To administer R.I.C.E. utilize these guidelines suggested by the American Academy of Orthopaedic Surgeons:

- Rest: Stop using the injured body part immediately. If you feel pain when you move, this is your body sending a signal to decrease mobility of the injured area.

- Ice: Apply an ice pack to the injured area, using a towel or cover to protect your skin from frostbite. The more adapting the ice pack the better, in order for the harm to get maximum exposure to the treatment.

- Compression: Use a pressure bandage or wrap across the ice pack to help reduce swelling. Never tighten the bandage or wrap to the purpose of cutting off blood circulation. You shouldn't feel pain or a tingly sensation when using compression.

- Elevation: Raise or prop up the injured area so that it rests above the level of your heart.

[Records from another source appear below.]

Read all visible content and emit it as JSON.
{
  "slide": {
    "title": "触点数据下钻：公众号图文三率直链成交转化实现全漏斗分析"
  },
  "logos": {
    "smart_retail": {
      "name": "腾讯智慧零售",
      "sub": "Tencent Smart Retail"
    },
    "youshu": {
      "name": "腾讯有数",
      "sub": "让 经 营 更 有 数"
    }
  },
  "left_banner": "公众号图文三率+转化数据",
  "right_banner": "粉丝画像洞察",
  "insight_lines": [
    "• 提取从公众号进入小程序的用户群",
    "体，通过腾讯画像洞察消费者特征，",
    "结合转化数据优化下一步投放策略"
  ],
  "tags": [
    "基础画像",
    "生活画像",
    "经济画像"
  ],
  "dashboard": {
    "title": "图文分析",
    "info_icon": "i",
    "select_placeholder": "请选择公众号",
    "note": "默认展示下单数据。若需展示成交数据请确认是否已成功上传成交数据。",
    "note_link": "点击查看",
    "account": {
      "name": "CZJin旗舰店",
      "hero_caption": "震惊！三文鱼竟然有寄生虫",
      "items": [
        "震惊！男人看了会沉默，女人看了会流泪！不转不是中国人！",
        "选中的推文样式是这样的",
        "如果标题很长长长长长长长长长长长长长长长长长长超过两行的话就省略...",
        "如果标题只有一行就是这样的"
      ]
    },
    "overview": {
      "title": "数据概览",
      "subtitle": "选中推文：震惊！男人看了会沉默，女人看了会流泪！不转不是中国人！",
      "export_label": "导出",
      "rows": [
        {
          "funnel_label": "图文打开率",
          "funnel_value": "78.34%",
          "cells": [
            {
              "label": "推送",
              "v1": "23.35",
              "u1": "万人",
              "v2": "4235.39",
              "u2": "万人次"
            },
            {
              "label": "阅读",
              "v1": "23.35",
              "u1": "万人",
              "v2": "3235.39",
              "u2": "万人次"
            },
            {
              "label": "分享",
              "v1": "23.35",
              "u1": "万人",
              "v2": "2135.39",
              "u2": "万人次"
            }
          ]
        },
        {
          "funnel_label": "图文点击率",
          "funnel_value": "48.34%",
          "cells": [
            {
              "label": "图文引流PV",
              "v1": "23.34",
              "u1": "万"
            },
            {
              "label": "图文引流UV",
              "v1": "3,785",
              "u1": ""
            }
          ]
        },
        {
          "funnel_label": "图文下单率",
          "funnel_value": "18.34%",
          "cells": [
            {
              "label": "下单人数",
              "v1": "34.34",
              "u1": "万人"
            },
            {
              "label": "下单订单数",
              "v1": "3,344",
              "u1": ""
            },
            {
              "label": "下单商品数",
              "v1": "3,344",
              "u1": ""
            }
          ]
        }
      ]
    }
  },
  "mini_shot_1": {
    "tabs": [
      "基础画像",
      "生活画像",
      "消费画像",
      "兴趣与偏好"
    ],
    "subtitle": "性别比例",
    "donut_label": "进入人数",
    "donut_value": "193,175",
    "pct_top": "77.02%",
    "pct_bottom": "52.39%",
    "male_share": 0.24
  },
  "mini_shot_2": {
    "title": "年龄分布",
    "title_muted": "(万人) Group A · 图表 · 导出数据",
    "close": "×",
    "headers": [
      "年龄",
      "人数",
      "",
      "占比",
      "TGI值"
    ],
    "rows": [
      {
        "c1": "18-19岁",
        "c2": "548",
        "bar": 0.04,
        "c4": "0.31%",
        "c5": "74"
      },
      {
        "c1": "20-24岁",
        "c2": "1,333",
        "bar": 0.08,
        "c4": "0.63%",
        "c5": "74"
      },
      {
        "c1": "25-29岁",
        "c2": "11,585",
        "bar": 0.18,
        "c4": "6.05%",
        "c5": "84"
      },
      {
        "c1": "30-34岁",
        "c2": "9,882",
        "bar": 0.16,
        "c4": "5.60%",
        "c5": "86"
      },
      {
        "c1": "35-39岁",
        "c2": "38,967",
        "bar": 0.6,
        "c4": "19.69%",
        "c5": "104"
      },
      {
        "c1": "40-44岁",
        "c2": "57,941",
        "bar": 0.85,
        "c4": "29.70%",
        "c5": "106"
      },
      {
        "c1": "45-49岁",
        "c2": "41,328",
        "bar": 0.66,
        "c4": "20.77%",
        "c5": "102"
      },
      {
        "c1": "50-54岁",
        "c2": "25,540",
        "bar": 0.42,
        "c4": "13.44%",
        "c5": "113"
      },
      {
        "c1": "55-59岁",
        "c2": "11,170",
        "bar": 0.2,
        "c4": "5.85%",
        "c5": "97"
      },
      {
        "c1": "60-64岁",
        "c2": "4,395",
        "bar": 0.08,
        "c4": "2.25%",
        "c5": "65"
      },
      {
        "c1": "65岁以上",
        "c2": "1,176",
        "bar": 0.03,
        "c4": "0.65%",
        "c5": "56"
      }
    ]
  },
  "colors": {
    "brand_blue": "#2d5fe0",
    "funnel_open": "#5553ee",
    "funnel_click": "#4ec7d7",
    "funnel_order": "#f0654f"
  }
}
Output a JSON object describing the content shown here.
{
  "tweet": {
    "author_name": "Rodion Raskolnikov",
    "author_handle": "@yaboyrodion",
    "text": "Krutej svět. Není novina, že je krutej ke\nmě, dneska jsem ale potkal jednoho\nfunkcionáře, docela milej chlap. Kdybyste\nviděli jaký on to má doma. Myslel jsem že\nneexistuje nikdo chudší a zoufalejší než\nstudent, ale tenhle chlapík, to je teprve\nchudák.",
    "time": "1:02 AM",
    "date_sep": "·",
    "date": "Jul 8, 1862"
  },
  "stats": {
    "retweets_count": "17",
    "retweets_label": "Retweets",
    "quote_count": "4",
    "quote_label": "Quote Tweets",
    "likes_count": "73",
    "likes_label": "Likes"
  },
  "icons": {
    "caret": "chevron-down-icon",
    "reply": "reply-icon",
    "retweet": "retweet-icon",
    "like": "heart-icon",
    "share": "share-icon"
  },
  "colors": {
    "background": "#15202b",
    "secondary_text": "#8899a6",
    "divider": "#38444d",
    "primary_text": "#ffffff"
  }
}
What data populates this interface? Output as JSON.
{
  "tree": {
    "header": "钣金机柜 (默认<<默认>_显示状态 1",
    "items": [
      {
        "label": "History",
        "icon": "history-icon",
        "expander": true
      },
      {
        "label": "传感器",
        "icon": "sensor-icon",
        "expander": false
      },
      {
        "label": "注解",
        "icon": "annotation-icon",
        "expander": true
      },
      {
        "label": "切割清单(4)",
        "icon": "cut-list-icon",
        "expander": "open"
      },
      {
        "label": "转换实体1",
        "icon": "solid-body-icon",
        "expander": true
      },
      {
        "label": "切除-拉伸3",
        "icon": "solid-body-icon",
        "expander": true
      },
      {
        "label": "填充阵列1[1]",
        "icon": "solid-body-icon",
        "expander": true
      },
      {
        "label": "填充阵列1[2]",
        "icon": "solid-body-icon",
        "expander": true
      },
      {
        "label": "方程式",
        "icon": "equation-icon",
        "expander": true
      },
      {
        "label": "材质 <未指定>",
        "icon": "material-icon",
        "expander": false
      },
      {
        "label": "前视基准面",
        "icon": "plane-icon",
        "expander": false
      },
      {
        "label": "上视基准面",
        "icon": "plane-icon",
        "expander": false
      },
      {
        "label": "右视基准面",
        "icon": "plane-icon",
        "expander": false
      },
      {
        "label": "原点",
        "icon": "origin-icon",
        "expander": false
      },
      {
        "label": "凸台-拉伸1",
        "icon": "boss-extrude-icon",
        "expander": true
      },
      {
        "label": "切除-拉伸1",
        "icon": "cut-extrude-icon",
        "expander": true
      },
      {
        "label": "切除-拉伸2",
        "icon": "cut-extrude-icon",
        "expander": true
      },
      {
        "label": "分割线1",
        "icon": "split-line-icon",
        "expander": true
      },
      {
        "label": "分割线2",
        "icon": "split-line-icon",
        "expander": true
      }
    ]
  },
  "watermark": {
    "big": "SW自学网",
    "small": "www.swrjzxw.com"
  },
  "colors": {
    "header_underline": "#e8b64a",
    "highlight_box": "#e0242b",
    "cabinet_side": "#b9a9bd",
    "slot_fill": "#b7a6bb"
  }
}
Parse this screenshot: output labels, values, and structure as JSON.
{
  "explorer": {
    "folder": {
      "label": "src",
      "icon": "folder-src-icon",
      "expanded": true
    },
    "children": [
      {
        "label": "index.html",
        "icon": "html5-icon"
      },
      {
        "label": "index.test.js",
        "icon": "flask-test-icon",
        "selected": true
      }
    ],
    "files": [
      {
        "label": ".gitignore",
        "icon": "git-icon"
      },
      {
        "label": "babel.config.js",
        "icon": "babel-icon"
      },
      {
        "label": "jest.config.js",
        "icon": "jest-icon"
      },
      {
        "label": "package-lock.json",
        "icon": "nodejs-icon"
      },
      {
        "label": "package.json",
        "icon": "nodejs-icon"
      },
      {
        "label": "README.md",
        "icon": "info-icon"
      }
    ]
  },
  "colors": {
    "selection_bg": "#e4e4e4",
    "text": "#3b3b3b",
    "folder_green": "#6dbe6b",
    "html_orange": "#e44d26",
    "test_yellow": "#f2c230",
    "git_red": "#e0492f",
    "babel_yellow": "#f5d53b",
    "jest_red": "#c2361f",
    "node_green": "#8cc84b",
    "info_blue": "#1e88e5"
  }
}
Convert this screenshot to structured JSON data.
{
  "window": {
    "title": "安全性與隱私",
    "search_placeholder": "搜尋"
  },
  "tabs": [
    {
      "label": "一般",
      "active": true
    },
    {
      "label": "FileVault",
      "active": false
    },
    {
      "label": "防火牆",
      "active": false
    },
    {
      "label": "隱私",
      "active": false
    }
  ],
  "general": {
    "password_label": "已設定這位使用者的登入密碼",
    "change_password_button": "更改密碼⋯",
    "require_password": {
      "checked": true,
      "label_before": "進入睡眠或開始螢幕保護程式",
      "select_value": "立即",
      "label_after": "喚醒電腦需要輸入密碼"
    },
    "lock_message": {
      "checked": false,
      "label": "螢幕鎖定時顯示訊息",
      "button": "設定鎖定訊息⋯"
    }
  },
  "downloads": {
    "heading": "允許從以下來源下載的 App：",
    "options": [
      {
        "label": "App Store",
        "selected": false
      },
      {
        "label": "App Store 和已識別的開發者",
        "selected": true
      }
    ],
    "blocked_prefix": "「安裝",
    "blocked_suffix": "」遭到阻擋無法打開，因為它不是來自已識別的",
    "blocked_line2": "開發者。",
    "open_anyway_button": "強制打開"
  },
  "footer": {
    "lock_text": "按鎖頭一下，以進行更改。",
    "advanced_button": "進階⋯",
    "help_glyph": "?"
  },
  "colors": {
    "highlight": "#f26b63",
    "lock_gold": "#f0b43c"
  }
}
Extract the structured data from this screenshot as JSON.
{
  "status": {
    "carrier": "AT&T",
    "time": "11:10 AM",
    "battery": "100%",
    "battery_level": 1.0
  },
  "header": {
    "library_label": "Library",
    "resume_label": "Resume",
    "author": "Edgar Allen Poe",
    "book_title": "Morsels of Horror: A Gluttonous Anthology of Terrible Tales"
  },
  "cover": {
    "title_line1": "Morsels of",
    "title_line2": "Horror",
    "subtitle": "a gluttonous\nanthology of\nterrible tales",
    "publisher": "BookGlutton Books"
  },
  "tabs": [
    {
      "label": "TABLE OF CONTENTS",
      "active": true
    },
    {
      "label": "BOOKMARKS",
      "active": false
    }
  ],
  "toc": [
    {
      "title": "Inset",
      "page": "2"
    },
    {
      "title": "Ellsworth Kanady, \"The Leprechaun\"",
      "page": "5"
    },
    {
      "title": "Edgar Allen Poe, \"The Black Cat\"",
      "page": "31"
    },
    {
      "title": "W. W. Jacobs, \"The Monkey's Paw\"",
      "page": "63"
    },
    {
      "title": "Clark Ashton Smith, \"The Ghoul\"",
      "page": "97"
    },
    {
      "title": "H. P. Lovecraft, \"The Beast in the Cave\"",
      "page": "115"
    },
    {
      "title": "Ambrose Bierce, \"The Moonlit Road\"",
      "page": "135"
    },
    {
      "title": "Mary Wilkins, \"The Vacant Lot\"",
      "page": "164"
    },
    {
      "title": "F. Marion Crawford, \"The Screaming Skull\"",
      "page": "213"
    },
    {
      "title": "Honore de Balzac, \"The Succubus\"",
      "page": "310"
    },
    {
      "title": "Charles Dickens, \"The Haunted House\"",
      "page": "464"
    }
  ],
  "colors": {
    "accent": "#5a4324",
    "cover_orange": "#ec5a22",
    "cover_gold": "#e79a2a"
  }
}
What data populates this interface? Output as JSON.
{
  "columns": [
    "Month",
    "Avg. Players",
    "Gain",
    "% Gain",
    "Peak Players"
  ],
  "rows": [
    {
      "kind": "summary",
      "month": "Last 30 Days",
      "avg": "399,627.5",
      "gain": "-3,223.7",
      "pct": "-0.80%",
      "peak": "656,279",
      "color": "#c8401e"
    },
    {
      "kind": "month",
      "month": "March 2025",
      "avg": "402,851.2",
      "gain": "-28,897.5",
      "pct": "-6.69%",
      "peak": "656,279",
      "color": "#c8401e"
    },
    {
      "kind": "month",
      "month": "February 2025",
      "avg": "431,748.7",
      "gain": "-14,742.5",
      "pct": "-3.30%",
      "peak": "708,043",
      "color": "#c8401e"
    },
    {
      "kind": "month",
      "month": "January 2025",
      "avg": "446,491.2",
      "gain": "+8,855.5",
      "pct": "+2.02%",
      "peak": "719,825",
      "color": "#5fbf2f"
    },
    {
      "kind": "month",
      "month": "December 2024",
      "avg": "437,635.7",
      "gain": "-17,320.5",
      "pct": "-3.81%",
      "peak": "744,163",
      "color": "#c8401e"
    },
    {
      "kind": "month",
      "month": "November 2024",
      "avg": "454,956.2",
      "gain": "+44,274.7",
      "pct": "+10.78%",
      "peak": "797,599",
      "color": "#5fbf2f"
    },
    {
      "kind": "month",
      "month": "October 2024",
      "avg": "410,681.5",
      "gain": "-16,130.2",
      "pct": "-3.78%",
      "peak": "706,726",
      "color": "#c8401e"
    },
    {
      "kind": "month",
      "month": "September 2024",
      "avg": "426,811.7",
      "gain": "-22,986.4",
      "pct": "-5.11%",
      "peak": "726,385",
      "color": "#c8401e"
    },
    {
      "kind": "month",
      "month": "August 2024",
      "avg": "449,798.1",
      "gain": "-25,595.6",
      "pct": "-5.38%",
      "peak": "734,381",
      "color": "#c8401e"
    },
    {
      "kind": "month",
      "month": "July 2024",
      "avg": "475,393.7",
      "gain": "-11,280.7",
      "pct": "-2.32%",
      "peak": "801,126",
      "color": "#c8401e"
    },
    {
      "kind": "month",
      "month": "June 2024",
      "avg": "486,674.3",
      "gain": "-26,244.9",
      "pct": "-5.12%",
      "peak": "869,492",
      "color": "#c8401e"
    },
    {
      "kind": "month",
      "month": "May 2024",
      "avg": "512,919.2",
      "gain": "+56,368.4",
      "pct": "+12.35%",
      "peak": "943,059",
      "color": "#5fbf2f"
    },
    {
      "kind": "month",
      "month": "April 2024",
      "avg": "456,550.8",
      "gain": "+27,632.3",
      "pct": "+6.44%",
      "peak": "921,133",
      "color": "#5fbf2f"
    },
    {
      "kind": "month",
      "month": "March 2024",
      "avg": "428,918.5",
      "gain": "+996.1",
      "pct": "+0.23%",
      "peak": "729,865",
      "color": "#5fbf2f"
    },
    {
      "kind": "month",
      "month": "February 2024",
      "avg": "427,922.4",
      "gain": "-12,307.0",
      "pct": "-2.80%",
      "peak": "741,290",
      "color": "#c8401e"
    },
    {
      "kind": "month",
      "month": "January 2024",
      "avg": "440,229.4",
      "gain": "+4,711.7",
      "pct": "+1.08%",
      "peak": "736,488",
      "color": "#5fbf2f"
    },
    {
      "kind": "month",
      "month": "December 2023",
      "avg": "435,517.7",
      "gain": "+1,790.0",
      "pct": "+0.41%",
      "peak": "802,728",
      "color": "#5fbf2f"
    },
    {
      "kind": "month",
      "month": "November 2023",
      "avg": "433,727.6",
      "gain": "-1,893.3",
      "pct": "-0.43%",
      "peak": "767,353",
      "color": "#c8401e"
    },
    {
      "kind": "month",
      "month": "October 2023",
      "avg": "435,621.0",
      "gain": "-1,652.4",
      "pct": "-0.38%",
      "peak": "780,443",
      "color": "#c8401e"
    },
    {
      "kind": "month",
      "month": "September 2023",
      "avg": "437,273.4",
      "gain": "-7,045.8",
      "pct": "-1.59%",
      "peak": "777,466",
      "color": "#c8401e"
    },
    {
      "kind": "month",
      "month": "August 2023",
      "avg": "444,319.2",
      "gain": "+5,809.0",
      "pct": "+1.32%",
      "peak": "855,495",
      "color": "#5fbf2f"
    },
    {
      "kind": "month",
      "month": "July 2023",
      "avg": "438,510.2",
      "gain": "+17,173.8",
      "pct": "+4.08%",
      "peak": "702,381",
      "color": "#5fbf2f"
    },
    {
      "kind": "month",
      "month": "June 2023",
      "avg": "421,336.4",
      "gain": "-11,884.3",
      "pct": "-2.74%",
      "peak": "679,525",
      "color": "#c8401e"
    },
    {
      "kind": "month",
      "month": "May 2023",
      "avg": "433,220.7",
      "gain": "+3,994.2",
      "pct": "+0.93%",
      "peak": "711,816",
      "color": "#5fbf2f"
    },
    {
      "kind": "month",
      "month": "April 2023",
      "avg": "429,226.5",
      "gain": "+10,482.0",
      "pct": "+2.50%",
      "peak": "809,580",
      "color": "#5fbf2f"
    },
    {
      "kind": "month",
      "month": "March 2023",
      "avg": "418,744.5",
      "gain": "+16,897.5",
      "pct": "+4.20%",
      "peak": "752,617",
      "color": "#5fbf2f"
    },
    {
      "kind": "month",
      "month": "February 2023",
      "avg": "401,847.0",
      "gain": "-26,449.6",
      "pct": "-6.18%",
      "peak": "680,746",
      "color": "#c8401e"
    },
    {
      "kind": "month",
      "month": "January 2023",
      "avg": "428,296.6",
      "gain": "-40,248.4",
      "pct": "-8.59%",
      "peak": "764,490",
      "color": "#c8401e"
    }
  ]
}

How long should ice be applied while practicing R.I.C.E. for it to work? There are four degrees of cold felt by the skin: coldness; a prickly or burning sensation; a sense of aching pain; and finally a lack of sensation or numbness. When the area feels numb, icing ought to be discontinued. Your skin should return to normal body temperature before icing again. Usually numbness can be achieved in 10 to 20 minutes. Never apply ice for more than thirty minutes at a time or tissue damage may occur.

It's generally suggested to practice R.I.C.E. at intervals of 4 to 6 hours for up to 48 hours after an injury. Heat treatments are appropriate for several injuries, but should only be contemplated after inflammation has receded, approximately 72 hours after an injury. If the body part doesn't reply to R.I.C.E. therapy within 48 hours, it would be smart to ask your health care provider in case a serious injury has occurred such as internal bleeding or a broken bone.

For minor injuries, utilize R.I.C.E. instead of plain ice!

This information isn't intended as a substitute for professional medical treatment or consultation. Always speak with your physician in case of a severe injury.